* [Action item]
Wherever a line in the records below contains "Автоматически", copy that line.

===============

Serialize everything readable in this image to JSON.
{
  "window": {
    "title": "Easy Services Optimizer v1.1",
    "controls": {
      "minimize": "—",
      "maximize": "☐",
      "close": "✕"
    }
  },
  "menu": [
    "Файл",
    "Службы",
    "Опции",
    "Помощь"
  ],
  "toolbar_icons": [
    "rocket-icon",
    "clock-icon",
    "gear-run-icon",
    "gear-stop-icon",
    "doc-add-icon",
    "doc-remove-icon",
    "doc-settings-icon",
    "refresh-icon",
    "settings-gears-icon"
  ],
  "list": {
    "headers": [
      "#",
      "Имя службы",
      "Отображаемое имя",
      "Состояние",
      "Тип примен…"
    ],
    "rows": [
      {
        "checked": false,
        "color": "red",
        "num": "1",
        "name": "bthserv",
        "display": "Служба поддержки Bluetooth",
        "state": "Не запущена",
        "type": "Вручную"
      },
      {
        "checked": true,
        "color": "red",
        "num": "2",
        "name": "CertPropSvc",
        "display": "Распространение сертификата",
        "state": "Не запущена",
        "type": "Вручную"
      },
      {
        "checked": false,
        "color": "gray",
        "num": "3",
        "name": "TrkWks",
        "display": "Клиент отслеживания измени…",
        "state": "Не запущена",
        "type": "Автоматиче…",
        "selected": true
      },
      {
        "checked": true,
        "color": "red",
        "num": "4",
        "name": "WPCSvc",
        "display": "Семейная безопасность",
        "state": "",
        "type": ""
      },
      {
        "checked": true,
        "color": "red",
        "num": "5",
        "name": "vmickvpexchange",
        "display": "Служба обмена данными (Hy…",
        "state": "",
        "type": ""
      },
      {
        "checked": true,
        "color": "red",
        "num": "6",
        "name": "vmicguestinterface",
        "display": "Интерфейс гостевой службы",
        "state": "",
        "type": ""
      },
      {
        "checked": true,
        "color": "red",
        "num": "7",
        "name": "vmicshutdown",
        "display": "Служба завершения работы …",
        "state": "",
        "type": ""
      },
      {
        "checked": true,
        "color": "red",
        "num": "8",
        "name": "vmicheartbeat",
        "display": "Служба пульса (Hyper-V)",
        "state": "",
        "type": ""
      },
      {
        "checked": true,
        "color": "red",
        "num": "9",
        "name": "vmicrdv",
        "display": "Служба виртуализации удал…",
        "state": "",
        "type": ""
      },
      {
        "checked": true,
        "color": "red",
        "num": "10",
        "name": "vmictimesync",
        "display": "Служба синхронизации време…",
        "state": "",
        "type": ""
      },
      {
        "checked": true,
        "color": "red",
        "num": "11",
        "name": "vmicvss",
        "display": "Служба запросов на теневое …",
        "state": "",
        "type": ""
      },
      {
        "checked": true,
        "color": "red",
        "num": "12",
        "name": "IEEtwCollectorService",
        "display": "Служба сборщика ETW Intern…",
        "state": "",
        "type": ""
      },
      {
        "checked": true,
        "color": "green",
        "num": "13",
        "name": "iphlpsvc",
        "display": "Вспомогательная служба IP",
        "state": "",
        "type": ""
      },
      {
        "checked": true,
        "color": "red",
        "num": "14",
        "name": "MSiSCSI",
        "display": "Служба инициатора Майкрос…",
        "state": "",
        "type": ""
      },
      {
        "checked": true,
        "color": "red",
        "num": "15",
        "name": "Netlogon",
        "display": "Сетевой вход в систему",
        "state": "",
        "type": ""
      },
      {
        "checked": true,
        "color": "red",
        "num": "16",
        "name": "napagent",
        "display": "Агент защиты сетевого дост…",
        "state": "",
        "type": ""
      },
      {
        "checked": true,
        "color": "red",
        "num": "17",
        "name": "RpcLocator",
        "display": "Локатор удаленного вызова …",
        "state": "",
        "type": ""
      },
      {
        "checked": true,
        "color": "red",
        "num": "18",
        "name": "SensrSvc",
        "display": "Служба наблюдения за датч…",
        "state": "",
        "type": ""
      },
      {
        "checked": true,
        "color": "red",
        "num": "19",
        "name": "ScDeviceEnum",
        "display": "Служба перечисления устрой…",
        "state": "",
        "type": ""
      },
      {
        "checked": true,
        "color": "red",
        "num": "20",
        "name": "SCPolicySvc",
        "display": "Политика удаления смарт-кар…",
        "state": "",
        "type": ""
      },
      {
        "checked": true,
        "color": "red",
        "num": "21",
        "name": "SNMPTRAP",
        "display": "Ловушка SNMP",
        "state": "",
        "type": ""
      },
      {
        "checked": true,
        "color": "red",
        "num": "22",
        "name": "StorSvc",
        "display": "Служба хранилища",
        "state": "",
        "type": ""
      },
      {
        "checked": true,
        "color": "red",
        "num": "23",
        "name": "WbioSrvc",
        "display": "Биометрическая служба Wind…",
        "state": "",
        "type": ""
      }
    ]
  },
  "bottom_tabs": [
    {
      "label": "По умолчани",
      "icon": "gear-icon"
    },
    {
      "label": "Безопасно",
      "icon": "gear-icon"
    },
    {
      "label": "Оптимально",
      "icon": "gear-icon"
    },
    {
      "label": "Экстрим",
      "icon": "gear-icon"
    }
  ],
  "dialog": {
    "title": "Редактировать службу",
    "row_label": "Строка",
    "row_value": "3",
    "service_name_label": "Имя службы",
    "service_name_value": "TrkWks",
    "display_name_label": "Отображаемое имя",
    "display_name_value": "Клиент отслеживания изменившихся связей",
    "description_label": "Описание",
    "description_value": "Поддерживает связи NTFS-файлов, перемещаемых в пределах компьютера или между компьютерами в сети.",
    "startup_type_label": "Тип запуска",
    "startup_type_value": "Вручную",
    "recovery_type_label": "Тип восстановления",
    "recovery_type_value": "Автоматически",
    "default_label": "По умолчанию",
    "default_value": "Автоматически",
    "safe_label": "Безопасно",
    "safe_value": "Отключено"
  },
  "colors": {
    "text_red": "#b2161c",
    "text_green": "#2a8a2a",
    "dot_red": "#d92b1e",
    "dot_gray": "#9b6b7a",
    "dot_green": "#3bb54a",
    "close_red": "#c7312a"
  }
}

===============

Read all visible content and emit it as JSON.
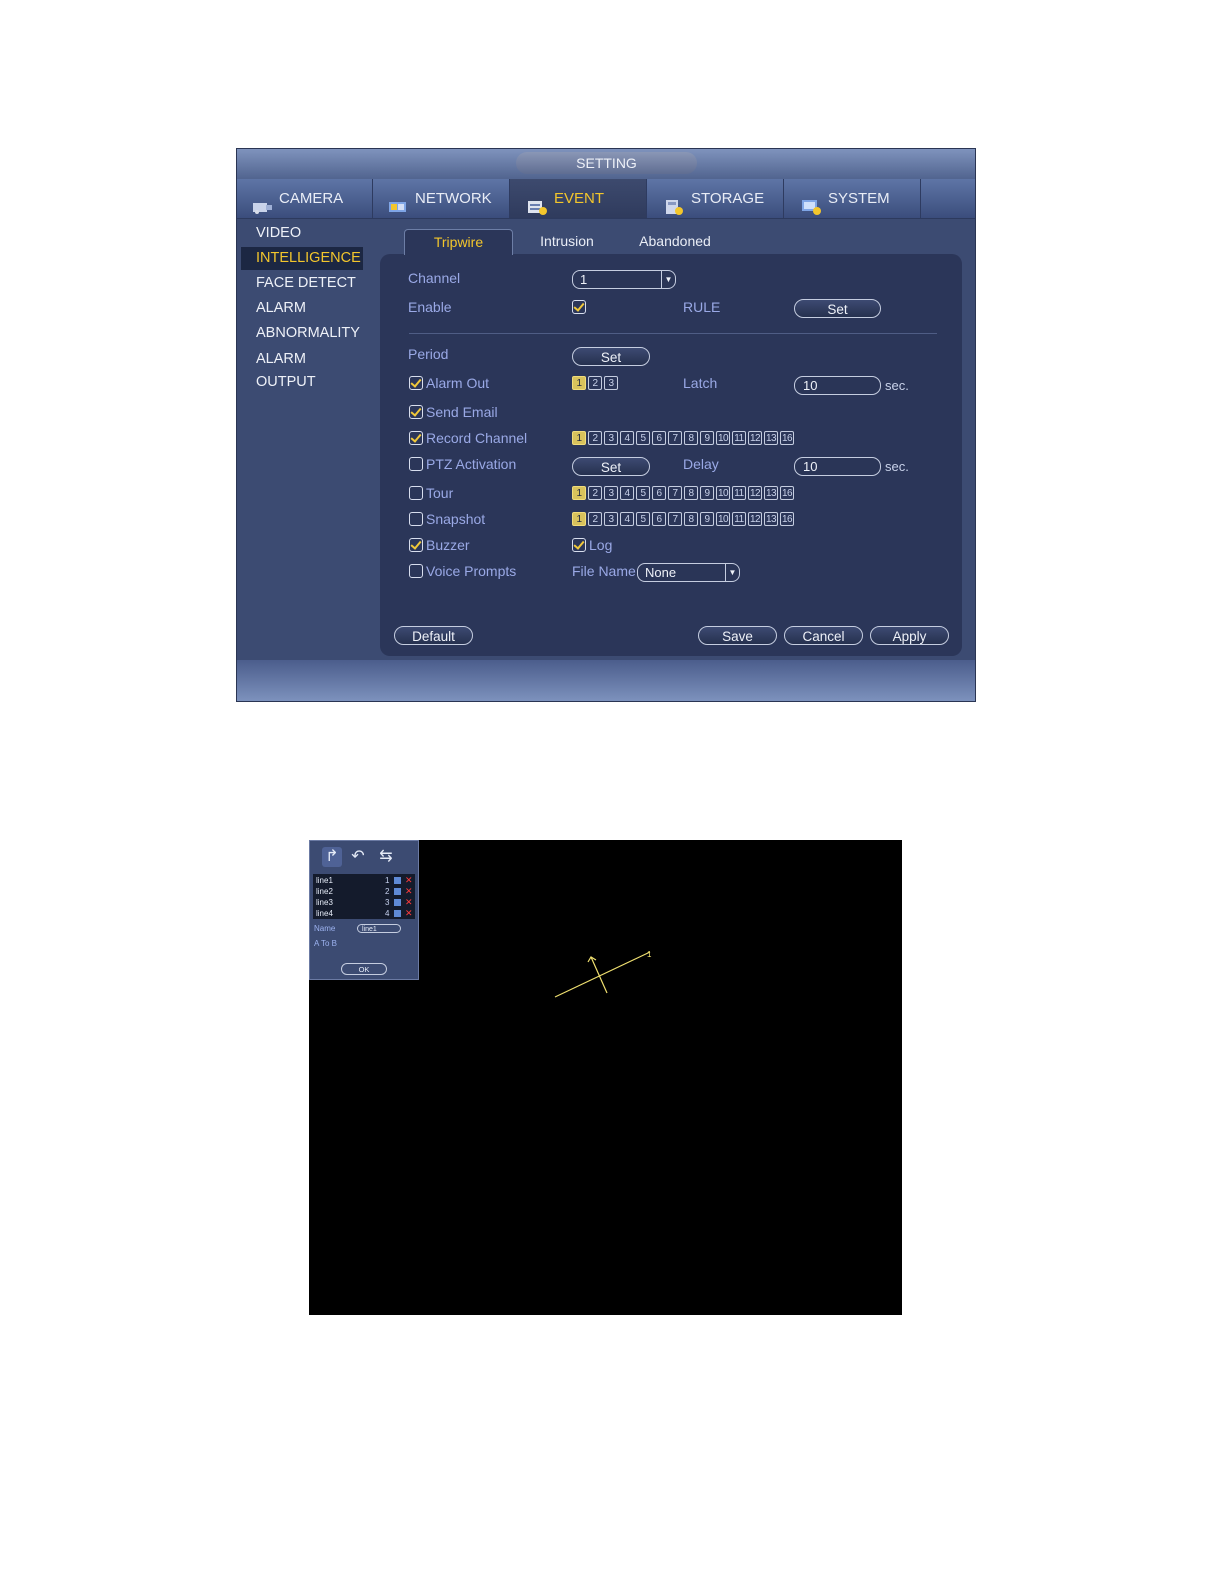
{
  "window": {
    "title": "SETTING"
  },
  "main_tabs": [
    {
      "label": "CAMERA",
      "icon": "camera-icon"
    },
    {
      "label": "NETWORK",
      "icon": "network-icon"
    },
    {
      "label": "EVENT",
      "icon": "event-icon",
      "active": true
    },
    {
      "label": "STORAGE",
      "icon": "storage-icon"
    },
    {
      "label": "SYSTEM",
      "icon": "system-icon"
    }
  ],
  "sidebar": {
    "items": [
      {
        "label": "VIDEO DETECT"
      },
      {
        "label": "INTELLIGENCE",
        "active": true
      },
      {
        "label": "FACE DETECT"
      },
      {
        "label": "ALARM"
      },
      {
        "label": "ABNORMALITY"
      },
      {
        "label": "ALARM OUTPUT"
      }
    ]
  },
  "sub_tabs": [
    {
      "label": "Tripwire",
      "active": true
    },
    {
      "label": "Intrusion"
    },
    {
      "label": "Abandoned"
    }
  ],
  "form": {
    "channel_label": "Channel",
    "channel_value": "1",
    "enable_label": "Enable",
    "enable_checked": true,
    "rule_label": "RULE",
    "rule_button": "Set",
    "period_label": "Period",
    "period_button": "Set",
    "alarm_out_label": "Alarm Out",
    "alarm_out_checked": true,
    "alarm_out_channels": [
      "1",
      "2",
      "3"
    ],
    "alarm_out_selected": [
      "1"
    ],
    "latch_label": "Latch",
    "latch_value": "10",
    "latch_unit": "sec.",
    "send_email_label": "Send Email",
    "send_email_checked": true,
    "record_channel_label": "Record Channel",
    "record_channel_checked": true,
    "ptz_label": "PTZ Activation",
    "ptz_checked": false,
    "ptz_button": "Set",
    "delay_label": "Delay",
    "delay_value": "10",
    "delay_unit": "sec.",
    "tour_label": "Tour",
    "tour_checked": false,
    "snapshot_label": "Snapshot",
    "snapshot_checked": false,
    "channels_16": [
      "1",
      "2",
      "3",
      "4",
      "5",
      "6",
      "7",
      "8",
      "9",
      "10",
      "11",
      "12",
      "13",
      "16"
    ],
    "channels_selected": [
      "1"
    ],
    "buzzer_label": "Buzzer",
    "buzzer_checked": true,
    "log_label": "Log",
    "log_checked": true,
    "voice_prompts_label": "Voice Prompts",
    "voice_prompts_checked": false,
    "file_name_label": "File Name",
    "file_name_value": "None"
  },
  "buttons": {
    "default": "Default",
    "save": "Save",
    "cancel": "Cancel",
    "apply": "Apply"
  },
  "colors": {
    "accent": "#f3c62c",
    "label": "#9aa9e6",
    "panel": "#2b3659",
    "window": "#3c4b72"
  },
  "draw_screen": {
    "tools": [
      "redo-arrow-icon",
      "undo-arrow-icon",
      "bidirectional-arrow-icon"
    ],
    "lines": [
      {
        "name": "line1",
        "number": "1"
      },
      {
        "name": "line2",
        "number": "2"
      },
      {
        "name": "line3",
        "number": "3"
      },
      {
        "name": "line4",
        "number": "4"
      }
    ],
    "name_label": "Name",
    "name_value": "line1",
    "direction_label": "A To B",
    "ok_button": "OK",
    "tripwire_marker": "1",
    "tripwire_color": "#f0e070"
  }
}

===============

* [Solved problem]
    "recovery_type_value": "Автоматически",
    "default_value": "Автоматически",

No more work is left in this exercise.